Lesson Three: 7 Reasons Not to Use Social Media for Business

Understanding your audience has always been the single most critical component of any successful strategy, and a social media strategy is no different. Knowing with whom you’re speaking to determines what to say and how to say it.

Most businesses can’t say “everybody is our customer” (not even the cable company) as there are basic criteria that reduce “everyone” to categories with segmented characteristics.

Your audience is people. Whether you call them prospects, suspects, customers or advocates, they are all people you are trying to communicate with to reach your business goals. They are men, women – maybe even kids – of different ages, incomes, ethnic backgrounds and geographic locations. They (and others) may be current users of social media and could potentially become part of the network you will create.

To fully understand your audience, start by detailing the different people within it. Think about the different prospects, the different customers, the different suppliers and resources that want to engage: Trade associations, colleagues, partnerships,  the media. Even regulatory bodies like the government and industry-specific organizations may have a part in your social media success. Budget permitting, hire a research firm to gather the empirical data. Accounting for all of your potential audiences is critical, and knowing as much as you can about them is the key to successful communication.

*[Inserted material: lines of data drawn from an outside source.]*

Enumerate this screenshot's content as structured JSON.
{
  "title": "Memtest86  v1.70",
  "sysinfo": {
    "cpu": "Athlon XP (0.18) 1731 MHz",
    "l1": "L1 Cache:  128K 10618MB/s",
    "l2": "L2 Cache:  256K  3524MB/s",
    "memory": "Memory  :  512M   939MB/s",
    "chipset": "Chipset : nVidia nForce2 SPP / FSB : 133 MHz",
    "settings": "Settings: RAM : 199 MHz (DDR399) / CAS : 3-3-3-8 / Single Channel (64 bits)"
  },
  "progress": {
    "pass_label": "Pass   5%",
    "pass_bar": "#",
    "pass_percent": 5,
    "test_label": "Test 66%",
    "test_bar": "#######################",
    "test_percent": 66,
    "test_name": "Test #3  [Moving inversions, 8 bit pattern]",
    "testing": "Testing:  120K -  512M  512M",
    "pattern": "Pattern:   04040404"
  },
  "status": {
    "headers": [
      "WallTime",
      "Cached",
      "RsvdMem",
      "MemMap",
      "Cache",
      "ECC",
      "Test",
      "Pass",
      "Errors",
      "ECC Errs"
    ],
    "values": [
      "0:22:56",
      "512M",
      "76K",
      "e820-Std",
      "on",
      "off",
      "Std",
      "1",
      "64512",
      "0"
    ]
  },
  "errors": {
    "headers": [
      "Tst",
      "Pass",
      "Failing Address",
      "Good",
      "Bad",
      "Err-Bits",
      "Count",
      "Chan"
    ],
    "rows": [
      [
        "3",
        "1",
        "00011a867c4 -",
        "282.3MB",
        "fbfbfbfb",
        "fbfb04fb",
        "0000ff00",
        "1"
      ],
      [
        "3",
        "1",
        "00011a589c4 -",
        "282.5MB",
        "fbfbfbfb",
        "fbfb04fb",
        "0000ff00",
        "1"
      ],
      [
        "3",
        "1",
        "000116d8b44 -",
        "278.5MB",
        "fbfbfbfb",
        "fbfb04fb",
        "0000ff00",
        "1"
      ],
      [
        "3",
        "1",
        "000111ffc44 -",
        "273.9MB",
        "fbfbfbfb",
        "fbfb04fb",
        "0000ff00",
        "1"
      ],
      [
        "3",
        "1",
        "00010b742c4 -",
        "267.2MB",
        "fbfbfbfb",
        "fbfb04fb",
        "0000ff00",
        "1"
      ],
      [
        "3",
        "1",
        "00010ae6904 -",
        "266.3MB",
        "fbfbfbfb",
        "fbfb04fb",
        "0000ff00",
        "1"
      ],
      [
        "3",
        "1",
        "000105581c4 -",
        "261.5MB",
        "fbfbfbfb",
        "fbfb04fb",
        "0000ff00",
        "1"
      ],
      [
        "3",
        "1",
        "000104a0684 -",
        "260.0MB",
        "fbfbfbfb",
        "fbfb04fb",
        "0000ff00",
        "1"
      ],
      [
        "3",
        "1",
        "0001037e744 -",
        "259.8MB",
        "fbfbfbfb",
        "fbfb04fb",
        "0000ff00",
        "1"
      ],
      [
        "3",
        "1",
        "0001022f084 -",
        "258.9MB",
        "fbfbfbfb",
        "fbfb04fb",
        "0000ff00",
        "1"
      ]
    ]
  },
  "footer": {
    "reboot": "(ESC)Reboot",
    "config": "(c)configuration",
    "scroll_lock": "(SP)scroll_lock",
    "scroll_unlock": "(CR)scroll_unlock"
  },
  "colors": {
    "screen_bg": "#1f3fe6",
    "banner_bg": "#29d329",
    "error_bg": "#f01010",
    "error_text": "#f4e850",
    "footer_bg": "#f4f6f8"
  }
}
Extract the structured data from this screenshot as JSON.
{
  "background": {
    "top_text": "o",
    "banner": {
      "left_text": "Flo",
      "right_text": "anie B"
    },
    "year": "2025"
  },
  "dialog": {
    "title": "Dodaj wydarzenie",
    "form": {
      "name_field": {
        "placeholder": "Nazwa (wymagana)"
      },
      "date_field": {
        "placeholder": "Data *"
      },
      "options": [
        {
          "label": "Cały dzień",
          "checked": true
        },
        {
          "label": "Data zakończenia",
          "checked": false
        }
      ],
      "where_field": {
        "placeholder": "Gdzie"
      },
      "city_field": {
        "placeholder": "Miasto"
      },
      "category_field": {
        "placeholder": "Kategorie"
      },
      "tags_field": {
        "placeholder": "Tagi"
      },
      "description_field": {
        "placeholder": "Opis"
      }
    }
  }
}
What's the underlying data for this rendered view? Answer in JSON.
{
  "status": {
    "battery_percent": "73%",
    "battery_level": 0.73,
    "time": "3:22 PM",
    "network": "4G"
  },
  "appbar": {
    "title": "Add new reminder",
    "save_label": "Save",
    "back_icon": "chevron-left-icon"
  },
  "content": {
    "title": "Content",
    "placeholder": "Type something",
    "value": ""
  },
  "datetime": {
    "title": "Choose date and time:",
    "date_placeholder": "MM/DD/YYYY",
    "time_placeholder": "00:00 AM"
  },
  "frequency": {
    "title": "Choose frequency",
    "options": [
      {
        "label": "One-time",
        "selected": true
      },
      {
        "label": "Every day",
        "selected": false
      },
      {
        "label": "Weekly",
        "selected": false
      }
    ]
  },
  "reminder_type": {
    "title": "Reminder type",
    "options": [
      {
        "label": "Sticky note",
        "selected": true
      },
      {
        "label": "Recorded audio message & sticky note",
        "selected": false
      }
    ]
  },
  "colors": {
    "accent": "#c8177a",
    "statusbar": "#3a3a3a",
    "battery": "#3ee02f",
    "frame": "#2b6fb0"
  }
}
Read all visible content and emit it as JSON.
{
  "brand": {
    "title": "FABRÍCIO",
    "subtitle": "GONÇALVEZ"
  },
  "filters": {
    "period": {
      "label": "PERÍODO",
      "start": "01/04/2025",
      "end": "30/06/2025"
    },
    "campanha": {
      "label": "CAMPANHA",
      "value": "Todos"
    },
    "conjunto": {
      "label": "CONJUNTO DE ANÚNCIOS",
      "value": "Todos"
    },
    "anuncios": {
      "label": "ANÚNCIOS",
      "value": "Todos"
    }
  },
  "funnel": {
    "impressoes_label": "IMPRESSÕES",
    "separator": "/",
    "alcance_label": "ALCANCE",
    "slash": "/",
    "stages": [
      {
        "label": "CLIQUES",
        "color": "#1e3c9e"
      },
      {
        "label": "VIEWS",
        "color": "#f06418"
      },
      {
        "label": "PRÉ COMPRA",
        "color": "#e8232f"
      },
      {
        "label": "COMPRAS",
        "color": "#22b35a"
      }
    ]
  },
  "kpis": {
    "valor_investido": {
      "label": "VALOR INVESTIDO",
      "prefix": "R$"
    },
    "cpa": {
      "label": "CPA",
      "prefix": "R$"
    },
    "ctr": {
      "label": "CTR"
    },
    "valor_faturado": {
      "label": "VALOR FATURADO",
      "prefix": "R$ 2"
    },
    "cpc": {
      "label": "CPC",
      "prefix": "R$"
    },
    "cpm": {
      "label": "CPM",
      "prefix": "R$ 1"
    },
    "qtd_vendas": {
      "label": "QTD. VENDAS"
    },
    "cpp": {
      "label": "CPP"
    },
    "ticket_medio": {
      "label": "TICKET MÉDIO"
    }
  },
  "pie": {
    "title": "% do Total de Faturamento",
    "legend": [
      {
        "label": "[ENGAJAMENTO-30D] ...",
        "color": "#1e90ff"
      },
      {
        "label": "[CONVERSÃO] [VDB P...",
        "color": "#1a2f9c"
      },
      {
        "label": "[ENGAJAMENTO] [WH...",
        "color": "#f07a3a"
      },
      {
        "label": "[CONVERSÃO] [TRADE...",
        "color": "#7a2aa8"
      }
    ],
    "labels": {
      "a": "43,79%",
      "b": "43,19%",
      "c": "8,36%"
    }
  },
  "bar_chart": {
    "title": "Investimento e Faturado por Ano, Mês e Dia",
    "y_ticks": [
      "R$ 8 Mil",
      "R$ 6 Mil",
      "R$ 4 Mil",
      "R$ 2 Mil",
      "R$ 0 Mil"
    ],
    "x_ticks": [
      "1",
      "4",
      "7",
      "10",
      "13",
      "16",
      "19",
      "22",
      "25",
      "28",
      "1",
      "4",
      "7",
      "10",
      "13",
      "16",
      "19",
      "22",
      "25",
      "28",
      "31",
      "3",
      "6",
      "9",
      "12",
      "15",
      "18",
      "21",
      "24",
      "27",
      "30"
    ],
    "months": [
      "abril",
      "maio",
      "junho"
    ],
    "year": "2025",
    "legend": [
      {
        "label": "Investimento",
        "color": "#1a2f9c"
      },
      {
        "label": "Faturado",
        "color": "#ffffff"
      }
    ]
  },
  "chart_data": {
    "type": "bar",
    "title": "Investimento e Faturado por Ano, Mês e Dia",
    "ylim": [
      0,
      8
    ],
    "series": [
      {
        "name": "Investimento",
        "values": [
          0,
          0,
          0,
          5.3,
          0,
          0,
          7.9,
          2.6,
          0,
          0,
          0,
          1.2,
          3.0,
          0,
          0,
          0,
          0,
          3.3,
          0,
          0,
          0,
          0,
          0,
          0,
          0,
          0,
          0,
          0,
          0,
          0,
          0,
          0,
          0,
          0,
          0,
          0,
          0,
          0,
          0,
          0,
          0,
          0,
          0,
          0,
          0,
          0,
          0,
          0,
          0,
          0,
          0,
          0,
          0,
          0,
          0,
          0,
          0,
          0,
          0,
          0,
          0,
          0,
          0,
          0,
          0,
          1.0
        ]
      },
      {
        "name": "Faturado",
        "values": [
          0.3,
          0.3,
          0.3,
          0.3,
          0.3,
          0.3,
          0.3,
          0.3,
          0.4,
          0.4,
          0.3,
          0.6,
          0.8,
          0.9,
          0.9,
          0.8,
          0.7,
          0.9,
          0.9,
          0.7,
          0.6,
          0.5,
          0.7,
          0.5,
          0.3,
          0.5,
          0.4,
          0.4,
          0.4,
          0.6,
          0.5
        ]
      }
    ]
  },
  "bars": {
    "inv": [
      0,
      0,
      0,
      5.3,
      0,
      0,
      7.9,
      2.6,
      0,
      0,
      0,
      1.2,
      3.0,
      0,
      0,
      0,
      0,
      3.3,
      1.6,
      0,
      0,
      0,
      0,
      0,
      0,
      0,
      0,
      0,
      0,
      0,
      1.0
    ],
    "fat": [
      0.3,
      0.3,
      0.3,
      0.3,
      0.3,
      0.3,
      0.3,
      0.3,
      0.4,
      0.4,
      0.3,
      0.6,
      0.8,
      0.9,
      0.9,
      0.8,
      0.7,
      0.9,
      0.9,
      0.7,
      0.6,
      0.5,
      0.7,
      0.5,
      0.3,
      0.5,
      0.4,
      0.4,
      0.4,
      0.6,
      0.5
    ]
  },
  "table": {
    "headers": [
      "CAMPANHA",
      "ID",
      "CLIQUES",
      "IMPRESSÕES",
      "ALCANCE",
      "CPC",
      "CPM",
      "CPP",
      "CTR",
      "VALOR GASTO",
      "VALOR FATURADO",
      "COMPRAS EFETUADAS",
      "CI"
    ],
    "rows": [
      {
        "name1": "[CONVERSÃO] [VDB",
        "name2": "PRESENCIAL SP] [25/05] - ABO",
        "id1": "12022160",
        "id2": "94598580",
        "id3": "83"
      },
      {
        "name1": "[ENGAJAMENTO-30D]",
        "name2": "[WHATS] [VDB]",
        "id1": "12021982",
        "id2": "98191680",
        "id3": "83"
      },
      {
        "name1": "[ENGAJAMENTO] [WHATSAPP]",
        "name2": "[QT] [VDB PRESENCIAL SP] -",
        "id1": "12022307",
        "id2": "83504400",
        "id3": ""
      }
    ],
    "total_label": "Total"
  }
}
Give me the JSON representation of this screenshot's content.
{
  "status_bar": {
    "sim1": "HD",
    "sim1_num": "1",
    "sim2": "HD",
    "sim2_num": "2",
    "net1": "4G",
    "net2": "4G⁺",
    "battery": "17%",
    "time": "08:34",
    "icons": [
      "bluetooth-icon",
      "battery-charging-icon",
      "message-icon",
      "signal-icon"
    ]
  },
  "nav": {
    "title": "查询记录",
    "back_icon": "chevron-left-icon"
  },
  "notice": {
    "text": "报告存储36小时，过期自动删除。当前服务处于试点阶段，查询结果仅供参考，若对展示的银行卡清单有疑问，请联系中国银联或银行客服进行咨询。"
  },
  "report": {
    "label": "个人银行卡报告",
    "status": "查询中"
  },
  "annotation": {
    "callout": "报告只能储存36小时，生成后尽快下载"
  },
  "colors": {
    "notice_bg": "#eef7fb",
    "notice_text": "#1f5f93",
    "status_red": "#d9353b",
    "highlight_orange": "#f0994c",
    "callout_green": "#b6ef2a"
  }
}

User Profiles: Role Play

In theory, you should have a very good idea of the people you are trying to reach and the social media you’re going to use to reach them. Now it’s time to test the theory.

You have enough information where you can now role play (yes, role play) as each type of user profile. Pretend you are your audiences – each of them – and emulate how you think they act on social media. Consider what they do on each social media channel and what you would have to do to get their attention. For some of you, this will be funnier than others – and that’s okay, because there is usually some truth in humor (that’s what makes it funny).

If you’re struggling with the concept of role playing (and need a good laugh) watch Mel Gibson in What Women Want. Didn’t see the movie? .. I want you to get into the role of each of your audiences to understand what it is like to be them (but you don’t have to put on the pantyhose – watch the trailer).

When you’re done laughing, think about your customers – again – and work to answer these questions:

  1. Where are your audiences already on social media?
  2. What is their primary social media, secondary – where do they never go?
  1. What are they doing there? How often do they participate?
  2. How do they view your company?
  3. How do they use your products and services?
  4. Where do you fit into their lives?
  5. When they see your company on social media, do they care? Why or why not?
  1. When they visit your social media profile, what do they do first?
  2. What do they do second? Why?
  3. Why would they want to engage with you – in what areas do you align?
  1. Why would they NOT want to engage with you? Where are the disconnects?
  1. How do you get them to like, follow, subscribe? To engage? To refer?To buy?

For me, the role-play of a Decision Maker looks like this:

Target Audience: Decision Makers

  • Decision Makers have profiles on LinkedIn. They may have a Twitter account or a Google+ profile, but they are not active participants on most social media. They have a profile because business says they have to have a profile to look contemporary and to represent their role within their company. They connected to their existing network when they created their profile and accept connections from new people they meet offline but are open to new connections from online engagement.
  • Decision Makers will use LinkedIn as part of the vetting process when I approach their company to provide services. The link to my profile will be included by a Referral in an email introducing me or in an email from an Influencer I have met and discussed the potential of working for their company. They will review my profile for professional experience and education, and they will read the Summary section for a synopsis since most people scan they don’t read. Decision Makers will look for people we both know to make inquiries before we meet. If they know someone, they will send them a LinkedIn message or an email asking for background. If I don’t pass this review, they are hesitant to schedule a meeting.

You should be able to genuinely profile your audiences and defend your answers to others while they challenge your assumptions. I strongly encourage a good dialog between your team about each of your audiences. Even with clients who go into this telling me they know their customers, they’ve had the same customers for years or we just did some research, etc. – we have all learned something new from this exercise.

Exercise: Develop Audience Profiles

This exercise will help you organize your audience into different categories then explore each category by creating a category profile that represents their generalities. The general characteristics will allow you to better understand the people within the category as you make decisions that include them.

Start to document your current understanding of the audience by creating a list of each type of user profile. Segment each audience by general characteristics, but if important subtleties exist, label them as such.

  • Target Audience A _________________________________________
  • Target Audience B _________________________________________
  • Target Audience C _________________________________________

List as many as you need, but make sure every type is identified. If you later find yourself speaking to a type of user that has not been categorized, return to this step and create a profile to ensure you understand everyone with whom you’re trying to engage.

For each type of user, complete a user profile, including:

Target Demographic: A / B / C __________________________________________

  • Title(s):
  • Age:
  • Gender:
  • Education:
  • Environment:
  • Geographic Location:
  • Experience:
  • Knowledgebase:
  • Psychographic: